The hackers pilfered names, birthdays and addresses, as well as Social Security and driver’s license numbers - a treasure trove for identity thieves. The data of up to 143 million people may have been affected.
Three days after Equifax discovered the breach, three top company executives, including Chief Financial Officer John Gamble and a president of a unit, sold Equifax shares or exercised options to dispose of stock worth about $1.8 million, regulatory filings show.
Equifax said in a statement last week that the executives were not aware that an intrusion had occurred when they sold their shares.
Any investigation into insider trading would likely involve the Securities and Exchange Commission. A spokesman for SEC Chairman Jay Clayton declined to comment, citing a policy of refusing to confirm or deny ongoing investigations.
U.S. Treasury Secretary Mnuchin on Tuesday called the Equifax breach "quite unfortunate" and insisted that his top priority is to make sure financial data is safe.

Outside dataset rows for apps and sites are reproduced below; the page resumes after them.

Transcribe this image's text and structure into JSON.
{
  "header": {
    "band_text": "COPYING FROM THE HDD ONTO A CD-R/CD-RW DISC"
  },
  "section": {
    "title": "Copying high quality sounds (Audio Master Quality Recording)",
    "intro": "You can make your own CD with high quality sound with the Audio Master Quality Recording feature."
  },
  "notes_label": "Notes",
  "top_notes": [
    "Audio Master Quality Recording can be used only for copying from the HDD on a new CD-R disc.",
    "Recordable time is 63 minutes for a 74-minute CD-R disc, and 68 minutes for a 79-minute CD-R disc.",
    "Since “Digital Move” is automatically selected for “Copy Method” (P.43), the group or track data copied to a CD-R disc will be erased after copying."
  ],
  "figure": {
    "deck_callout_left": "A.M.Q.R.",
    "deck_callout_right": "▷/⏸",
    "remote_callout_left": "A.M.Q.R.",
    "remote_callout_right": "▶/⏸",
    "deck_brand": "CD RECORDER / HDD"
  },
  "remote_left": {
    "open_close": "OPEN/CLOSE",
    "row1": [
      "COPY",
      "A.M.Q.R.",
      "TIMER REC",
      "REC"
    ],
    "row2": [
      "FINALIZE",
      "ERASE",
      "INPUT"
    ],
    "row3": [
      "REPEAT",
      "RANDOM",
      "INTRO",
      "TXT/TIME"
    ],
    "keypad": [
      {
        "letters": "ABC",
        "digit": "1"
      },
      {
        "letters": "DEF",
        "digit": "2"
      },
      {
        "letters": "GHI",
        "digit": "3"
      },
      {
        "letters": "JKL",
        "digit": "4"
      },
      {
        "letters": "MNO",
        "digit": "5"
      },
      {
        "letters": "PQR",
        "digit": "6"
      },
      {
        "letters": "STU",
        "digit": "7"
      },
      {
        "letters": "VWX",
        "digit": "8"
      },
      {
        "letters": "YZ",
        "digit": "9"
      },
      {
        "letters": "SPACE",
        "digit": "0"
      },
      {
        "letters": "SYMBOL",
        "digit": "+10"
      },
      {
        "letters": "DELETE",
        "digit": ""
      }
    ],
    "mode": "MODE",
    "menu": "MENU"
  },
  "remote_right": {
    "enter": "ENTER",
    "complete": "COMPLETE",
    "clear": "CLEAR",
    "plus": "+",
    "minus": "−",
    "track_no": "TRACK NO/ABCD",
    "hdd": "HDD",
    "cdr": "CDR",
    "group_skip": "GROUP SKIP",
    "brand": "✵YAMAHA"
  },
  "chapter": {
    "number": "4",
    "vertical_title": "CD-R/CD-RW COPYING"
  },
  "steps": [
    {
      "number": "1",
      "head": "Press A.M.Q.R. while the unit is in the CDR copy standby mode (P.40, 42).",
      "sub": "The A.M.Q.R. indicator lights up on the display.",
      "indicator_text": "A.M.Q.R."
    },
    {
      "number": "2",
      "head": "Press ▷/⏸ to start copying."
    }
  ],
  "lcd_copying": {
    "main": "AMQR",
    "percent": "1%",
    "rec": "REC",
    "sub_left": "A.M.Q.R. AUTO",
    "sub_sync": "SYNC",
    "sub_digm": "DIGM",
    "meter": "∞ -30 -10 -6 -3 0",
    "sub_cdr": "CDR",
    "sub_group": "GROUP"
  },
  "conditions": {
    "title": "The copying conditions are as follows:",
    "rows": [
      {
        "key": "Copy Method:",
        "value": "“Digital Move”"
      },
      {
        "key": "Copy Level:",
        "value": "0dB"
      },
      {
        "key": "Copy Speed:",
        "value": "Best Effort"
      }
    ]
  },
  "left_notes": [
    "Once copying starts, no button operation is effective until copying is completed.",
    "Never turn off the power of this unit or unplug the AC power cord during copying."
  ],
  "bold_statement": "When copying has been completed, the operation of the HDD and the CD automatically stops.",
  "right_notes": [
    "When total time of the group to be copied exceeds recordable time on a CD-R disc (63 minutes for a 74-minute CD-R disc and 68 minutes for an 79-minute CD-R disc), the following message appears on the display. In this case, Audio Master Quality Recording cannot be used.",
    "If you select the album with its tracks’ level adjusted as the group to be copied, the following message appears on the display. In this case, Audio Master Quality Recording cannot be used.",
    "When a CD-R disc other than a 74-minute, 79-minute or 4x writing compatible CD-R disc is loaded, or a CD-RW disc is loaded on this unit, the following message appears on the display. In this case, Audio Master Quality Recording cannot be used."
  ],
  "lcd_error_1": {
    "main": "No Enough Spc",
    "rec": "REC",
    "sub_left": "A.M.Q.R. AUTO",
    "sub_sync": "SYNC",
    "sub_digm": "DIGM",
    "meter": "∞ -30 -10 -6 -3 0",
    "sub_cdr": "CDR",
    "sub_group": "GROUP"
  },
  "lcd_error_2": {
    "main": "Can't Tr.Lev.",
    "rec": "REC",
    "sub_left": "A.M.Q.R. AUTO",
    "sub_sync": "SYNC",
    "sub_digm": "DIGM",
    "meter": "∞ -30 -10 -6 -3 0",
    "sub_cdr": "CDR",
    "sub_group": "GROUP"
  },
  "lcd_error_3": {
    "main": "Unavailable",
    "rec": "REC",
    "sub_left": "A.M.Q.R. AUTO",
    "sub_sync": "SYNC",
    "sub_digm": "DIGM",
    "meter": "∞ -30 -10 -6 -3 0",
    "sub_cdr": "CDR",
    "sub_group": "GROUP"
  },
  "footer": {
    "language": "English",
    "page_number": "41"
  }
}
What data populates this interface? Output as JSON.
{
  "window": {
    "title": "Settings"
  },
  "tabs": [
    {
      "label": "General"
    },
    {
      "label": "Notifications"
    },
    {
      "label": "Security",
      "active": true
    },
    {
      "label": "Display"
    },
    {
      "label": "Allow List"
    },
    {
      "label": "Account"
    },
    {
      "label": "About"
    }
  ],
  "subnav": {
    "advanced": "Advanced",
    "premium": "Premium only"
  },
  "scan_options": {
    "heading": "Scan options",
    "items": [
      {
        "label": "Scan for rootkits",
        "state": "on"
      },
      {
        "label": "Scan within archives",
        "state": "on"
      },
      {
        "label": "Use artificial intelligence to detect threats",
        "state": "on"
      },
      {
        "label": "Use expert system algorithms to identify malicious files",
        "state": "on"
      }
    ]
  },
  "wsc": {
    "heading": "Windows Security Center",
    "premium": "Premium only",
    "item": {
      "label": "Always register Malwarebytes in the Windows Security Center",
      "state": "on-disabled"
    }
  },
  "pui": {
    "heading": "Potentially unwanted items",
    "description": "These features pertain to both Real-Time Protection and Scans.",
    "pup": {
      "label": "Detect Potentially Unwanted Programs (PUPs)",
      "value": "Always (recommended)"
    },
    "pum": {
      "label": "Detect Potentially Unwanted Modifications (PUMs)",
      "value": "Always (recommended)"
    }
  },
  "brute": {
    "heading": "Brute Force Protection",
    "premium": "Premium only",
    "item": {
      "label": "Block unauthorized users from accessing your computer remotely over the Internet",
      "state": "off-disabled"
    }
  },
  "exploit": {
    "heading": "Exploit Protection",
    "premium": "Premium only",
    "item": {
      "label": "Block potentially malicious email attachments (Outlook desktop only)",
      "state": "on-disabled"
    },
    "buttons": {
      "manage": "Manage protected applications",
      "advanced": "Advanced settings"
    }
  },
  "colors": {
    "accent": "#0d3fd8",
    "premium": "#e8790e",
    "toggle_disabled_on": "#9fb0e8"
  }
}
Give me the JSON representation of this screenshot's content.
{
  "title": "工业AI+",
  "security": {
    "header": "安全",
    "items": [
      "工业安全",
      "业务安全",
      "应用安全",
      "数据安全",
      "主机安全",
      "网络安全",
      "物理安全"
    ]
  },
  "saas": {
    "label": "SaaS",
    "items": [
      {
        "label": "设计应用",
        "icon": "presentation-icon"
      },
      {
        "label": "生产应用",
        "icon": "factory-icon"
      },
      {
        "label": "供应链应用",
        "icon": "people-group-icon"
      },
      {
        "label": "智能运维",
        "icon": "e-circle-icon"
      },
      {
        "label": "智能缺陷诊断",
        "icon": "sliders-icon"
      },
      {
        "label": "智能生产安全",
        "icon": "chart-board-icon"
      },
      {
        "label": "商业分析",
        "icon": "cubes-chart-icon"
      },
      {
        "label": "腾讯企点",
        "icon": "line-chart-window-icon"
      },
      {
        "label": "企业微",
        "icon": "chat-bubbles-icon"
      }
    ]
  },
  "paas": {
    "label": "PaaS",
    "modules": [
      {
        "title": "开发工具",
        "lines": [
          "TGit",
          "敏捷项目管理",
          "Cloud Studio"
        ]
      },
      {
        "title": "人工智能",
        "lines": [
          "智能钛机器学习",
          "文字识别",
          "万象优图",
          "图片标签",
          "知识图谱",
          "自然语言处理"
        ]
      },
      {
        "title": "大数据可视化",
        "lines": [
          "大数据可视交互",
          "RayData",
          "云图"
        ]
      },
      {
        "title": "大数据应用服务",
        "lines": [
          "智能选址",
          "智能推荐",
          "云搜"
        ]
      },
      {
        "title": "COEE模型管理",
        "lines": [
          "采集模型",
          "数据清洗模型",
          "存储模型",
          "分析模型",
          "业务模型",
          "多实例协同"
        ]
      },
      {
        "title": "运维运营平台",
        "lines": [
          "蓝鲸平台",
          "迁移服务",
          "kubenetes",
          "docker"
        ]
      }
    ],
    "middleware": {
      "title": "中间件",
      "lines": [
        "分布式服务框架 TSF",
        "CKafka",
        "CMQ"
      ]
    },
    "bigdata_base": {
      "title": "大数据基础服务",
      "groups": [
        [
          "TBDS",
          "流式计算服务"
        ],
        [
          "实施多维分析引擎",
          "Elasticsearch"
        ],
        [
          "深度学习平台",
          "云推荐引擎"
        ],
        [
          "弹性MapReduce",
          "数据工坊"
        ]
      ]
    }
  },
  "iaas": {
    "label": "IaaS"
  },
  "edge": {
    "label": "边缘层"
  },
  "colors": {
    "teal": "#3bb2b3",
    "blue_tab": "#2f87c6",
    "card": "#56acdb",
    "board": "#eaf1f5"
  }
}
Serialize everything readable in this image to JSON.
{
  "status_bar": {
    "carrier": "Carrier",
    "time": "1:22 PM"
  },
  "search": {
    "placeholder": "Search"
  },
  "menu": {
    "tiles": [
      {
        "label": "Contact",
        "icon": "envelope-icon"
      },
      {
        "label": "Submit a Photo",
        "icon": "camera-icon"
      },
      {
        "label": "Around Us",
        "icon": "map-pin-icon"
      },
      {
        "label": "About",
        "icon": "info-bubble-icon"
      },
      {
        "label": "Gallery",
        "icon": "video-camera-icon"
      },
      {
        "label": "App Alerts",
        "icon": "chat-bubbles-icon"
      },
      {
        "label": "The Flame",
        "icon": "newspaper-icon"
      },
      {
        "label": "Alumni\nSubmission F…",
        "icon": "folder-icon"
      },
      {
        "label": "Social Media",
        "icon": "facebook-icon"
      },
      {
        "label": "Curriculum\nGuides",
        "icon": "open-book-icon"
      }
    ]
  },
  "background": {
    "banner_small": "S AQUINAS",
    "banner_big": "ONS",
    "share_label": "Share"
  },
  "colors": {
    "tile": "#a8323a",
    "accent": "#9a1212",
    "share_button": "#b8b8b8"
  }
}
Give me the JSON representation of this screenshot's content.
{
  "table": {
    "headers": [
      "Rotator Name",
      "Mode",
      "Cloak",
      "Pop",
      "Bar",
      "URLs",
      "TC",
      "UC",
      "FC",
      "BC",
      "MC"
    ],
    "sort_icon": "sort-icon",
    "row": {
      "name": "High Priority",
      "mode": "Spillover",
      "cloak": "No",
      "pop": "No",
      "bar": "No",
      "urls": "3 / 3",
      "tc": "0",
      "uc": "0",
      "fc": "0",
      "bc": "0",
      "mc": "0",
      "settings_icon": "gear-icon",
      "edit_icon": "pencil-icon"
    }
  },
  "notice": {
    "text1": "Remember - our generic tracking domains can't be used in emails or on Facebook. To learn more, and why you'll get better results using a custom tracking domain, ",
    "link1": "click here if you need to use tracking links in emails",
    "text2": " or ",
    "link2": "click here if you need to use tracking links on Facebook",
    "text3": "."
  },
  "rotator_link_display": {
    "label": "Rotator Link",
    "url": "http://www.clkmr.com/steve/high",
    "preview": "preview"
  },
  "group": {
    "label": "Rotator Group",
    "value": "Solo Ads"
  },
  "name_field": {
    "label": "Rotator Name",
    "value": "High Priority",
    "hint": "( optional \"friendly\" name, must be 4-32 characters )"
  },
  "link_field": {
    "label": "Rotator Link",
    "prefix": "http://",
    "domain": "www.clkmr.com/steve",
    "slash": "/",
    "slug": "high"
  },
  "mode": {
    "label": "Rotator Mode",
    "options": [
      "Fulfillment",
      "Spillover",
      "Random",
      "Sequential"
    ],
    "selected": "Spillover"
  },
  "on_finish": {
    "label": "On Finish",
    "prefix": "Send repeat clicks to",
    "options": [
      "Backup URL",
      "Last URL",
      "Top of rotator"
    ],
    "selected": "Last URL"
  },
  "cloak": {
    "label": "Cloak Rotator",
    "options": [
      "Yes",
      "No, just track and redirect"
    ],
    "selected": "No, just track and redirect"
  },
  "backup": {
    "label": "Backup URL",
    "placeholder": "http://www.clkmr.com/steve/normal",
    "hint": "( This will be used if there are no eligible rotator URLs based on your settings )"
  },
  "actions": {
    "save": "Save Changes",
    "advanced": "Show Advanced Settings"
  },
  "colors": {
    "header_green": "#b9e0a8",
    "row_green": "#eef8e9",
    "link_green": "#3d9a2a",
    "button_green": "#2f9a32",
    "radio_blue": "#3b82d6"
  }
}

"I am concerned about the global financial system and keeping it safe," Mnuchin said at the CNBC Institutional Investor Delivering Alpha Conference in New York, adding that he was having meetings about the cyber attack.
Also on Tuesday, Senator Gary Peters, a Democrat, called on the FTC to launch a probe into whether the company misled consumers by saying it considered protecting customer information a top priority.
The acting FTC chairman, Maureen Ohlhausen, said that her agency was aware of the massive breach but declined to say if an investigation was underway.
"We're trying to get a handle on the scope of all of this. We're certainly taking this very seriously," she told reporters on the sidelines of an antitrust conference.
The agency has historically probed big breaches but only sued companies that they deemed had been sloppy in protecting consumer data.
Equifax did not immediately respond to requests for comment.
(Reporting by Pete Schroeder. Additional reporting by Diane Bartz; Editing by Dan Grebler and Chris Sanders)